**Task instructions:** Please count the lines in the listing below where the word "this" appears. Give the number only.

*** Opening Working data ***

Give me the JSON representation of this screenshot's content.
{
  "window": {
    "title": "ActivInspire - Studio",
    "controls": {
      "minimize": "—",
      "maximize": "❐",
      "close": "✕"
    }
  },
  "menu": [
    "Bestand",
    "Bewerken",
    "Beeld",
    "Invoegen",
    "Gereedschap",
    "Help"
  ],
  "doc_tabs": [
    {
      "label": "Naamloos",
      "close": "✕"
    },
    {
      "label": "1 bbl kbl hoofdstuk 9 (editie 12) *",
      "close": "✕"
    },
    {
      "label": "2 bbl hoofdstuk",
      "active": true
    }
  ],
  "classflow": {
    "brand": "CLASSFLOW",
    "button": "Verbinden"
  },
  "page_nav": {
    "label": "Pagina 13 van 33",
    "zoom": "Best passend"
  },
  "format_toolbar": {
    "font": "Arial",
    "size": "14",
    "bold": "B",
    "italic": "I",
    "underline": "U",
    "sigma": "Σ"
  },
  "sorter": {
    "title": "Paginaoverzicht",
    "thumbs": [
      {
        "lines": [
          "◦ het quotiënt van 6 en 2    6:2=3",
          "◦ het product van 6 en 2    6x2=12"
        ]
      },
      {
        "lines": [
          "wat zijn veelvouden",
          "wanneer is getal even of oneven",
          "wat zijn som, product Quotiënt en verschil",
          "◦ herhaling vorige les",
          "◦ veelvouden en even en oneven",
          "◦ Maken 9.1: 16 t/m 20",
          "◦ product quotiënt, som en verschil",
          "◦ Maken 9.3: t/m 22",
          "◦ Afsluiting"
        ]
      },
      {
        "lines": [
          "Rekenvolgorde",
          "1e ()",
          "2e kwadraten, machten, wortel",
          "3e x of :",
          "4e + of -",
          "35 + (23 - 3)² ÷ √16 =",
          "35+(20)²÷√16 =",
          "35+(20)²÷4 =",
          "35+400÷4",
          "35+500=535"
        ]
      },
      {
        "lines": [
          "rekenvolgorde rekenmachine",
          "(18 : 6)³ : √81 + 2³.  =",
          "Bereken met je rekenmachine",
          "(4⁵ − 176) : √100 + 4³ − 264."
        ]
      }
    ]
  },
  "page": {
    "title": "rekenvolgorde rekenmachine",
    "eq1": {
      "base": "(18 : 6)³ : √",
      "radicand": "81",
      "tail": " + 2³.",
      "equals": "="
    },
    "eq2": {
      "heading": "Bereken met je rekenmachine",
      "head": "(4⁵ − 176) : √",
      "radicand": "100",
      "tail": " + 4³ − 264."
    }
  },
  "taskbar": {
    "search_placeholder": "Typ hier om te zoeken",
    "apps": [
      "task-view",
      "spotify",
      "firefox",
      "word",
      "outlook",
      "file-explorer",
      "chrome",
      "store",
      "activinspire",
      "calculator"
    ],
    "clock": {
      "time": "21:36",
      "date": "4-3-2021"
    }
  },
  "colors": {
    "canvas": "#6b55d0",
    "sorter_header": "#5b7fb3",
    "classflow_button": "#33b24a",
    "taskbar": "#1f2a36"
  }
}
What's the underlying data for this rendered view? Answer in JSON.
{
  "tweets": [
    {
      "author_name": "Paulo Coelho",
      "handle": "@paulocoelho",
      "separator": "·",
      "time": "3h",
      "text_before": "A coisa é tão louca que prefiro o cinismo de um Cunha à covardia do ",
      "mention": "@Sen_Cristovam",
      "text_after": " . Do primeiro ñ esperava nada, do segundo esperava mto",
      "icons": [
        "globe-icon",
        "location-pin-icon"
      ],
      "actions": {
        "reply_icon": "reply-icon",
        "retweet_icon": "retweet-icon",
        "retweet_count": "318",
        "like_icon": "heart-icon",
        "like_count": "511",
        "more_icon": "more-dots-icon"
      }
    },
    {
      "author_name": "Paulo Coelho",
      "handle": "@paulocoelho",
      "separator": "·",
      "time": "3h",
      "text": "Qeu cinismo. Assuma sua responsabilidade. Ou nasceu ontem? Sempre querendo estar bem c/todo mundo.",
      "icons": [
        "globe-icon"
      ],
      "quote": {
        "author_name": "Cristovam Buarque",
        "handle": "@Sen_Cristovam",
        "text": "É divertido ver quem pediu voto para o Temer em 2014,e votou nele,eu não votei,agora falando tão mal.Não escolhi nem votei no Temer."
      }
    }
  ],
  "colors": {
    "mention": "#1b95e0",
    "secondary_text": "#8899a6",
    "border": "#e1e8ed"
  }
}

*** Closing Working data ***

**Answer section:** 2